- [Work instruction] The material must be copied out exactly, line for line.

- [Extracted material]
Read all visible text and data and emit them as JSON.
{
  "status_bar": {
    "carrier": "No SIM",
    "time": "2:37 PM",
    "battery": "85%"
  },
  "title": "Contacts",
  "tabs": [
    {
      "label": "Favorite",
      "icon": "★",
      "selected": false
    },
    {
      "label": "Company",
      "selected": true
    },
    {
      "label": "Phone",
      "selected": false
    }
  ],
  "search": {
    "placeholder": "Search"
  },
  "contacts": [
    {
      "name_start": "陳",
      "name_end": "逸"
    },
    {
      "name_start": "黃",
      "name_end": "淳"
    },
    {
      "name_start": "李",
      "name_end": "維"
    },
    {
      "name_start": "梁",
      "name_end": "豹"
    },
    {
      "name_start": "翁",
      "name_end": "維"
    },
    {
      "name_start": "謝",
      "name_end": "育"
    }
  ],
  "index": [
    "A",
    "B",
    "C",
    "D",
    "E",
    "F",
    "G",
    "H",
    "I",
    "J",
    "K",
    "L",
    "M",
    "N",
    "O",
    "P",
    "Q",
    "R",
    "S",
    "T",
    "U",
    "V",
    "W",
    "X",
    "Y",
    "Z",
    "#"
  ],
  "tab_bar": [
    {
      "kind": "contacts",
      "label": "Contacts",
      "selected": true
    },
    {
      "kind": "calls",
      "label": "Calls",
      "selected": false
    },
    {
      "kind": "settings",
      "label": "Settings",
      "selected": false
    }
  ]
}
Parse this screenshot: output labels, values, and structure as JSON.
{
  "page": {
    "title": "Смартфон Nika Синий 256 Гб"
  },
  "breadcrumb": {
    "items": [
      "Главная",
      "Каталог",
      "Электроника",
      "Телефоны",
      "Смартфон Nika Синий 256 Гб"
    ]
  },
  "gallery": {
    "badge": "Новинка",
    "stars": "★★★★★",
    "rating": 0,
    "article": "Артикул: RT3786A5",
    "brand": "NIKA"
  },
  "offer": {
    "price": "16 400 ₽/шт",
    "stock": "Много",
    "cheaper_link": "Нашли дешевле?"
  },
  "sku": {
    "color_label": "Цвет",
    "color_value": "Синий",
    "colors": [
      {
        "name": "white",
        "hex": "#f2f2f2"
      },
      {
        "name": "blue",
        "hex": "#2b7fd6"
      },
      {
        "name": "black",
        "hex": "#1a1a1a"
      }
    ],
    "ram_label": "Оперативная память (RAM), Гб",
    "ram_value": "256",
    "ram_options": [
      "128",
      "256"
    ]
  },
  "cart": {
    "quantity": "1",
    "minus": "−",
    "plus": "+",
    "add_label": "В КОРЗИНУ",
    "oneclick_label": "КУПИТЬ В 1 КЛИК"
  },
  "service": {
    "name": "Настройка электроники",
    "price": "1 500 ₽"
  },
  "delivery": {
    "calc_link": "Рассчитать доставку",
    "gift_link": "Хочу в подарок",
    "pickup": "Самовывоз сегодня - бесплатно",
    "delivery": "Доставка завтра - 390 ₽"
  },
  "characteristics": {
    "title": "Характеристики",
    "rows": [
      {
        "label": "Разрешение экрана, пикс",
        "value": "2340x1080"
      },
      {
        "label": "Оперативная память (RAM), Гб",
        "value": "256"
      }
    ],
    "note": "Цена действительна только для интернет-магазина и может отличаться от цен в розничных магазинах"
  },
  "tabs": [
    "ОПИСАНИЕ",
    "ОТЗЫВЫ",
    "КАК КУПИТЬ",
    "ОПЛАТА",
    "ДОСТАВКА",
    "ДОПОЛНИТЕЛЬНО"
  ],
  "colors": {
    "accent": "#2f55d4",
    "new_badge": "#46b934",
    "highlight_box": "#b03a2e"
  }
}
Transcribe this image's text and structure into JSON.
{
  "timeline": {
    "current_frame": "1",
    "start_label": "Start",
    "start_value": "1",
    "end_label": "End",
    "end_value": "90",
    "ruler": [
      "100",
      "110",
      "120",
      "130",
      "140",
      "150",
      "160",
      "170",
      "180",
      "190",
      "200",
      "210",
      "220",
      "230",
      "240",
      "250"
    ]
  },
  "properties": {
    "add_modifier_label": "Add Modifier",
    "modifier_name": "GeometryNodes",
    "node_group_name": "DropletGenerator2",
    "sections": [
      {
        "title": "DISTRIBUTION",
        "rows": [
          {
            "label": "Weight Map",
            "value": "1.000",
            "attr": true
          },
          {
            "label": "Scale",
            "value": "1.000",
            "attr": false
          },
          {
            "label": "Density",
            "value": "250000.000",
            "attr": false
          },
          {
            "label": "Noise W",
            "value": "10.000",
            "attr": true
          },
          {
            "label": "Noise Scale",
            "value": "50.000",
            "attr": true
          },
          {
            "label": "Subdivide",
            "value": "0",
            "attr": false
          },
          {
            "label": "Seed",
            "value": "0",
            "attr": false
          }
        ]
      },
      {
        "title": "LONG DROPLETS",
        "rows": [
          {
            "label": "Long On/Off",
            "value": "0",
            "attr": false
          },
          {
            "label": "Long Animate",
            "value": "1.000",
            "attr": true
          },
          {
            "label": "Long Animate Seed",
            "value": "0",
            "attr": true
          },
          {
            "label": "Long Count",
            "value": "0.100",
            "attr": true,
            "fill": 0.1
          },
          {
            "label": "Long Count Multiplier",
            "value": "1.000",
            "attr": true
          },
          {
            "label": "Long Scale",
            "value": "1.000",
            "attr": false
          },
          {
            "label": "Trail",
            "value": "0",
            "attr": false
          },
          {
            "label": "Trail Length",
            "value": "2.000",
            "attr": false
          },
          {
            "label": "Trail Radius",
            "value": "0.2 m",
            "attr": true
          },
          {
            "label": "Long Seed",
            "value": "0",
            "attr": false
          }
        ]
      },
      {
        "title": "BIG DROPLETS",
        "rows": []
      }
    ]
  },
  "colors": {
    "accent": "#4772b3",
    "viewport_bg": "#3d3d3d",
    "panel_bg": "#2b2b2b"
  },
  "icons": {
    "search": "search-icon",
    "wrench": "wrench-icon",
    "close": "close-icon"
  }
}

- [Expected output]
Read all visible text and data and emit them as JSON.
{
  "status_bar": {
    "carrier": "No SIM",
    "time": "2:37 PM",
    "battery": "85%"
  },
  "title": "Contacts",
  "tabs": [
    {
      "label": "Favorite",
      "icon": "★",
      "selected": false
    },
    {
      "label": "Company",
      "selected": true
    },
    {
      "label": "Phone",
      "selected": false
    }
  ],
  "search": {
    "placeholder": "Search"
  },
  "contacts": [
    {
      "name_start": "陳",
      "name_end": "逸"
    },
    {
      "name_start": "黃",
      "name_end": "淳"
    },
    {
      "name_start": "李",
      "name_end": "維"
    },
    {
      "name_start": "梁",
      "name_end": "豹"
    },
    {
      "name_start": "翁",
      "name_end": "維"
    },
    {
      "name_start": "謝",
      "name_end": "育"
    }
  ],
  "index": [
    "A",
    "B",
    "C",
    "D",
    "E",
    "F",
    "G",
    "H",
    "I",
    "J",
    "K",
    "L",
    "M",
    "N",
    "O",
    "P",
    "Q",
    "R",
    "S",
    "T",
    "U",
    "V",
    "W",
    "X",
    "Y",
    "Z",
    "#"
  ],
  "tab_bar": [
    {
      "kind": "contacts",
      "label": "Contacts",
      "selected": true
    },
    {
      "kind": "calls",
      "label": "Calls",
      "selected": false
    },
    {
      "kind": "settings",
      "label": "Settings",
      "selected": false
    }
  ]
}
Parse this screenshot: output labels, values, and structure as JSON.
{
  "page": {
    "title": "Смартфон Nika Синий 256 Гб"
  },
  "breadcrumb": {
    "items": [
      "Главная",
      "Каталог",
      "Электроника",
      "Телефоны",
      "Смартфон Nika Синий 256 Гб"
    ]
  },
  "gallery": {
    "badge": "Новинка",
    "stars": "★★★★★",
    "rating": 0,
    "article": "Артикул: RT3786A5",
    "brand": "NIKA"
  },
  "offer": {
    "price": "16 400 ₽/шт",
    "stock": "Много",
    "cheaper_link": "Нашли дешевле?"
  },
  "sku": {
    "color_label": "Цвет",
    "color_value": "Синий",
    "colors": [
      {
        "name": "white",
        "hex": "#f2f2f2"
      },
      {
        "name": "blue",
        "hex": "#2b7fd6"
      },
      {
        "name": "black",
        "hex": "#1a1a1a"
      }
    ],
    "ram_label": "Оперативная память (RAM), Гб",
    "ram_value": "256",
    "ram_options": [
      "128",
      "256"
    ]
  },
  "cart": {
    "quantity": "1",
    "minus": "−",
    "plus": "+",
    "add_label": "В КОРЗИНУ",
    "oneclick_label": "КУПИТЬ В 1 КЛИК"
  },
  "service": {
    "name": "Настройка электроники",
    "price": "1 500 ₽"
  },
  "delivery": {
    "calc_link": "Рассчитать доставку",
    "gift_link": "Хочу в подарок",
    "pickup": "Самовывоз сегодня - бесплатно",
    "delivery": "Доставка завтра - 390 ₽"
  },
  "characteristics": {
    "title": "Характеристики",
    "rows": [
      {
        "label": "Разрешение экрана, пикс",
        "value": "2340x1080"
      },
      {
        "label": "Оперативная память (RAM), Гб",
        "value": "256"
      }
    ],
    "note": "Цена действительна только для интернет-магазина и может отличаться от цен в розничных магазинах"
  },
  "tabs": [
    "ОПИСАНИЕ",
    "ОТЗЫВЫ",
    "КАК КУПИТЬ",
    "ОПЛАТА",
    "ДОСТАВКА",
    "ДОПОЛНИТЕЛЬНО"
  ],
  "colors": {
    "accent": "#2f55d4",
    "new_badge": "#46b934",
    "highlight_box": "#b03a2e"
  }
}
Transcribe this image's text and structure into JSON.
{
  "timeline": {
    "current_frame": "1",
    "start_label": "Start",
    "start_value": "1",
    "end_label": "End",
    "end_value": "90",
    "ruler": [
      "100",
      "110",
      "120",
      "130",
      "140",
      "150",
      "160",
      "170",
      "180",
      "190",
      "200",
      "210",
      "220",
      "230",
      "240",
      "250"
    ]
  },
  "properties": {
    "add_modifier_label": "Add Modifier",
    "modifier_name": "GeometryNodes",
    "node_group_name": "DropletGenerator2",
    "sections": [
      {
        "title": "DISTRIBUTION",
        "rows": [
          {
            "label": "Weight Map",
            "value": "1.000",
            "attr": true
          },
          {
            "label": "Scale",
            "value": "1.000",
            "attr": false
          },
          {
            "label": "Density",
            "value": "250000.000",
            "attr": false
          },
          {
            "label": "Noise W",
            "value": "10.000",
            "attr": true
          },
          {
            "label": "Noise Scale",
            "value": "50.000",
            "attr": true
          },
          {
            "label": "Subdivide",
            "value": "0",
            "attr": false
          },
          {
            "label": "Seed",
            "value": "0",
            "attr": false
          }
        ]
      },
      {
        "title": "LONG DROPLETS",
        "rows": [
          {
            "label": "Long On/Off",
            "value": "0",
            "attr": false
          },
          {
            "label": "Long Animate",
            "value": "1.000",
            "attr": true
          },
          {
            "label": "Long Animate Seed",
            "value": "0",
            "attr": true
          },
          {
            "label": "Long Count",
            "value": "0.100",
            "attr": true,
            "fill": 0.1
          },
          {
            "label": "Long Count Multiplier",
            "value": "1.000",
            "attr": true
          },
          {
            "label": "Long Scale",
            "value": "1.000",
            "attr": false
          },
          {
            "label": "Trail",
            "value": "0",
            "attr": false
          },
          {
            "label": "Trail Length",
            "value": "2.000",
            "attr": false
          },
          {
            "label": "Trail Radius",
            "value": "0.2 m",
            "attr": true
          },
          {
            "label": "Long Seed",
            "value": "0",
            "attr": false
          }
        ]
      },
      {
        "title": "BIG DROPLETS",
        "rows": []
      }
    ]
  },
  "colors": {
    "accent": "#4772b3",
    "viewport_bg": "#3d3d3d",
    "panel_bg": "#2b2b2b"
  },
  "icons": {
    "search": "search-icon",
    "wrench": "wrench-icon",
    "close": "close-icon"
  }
}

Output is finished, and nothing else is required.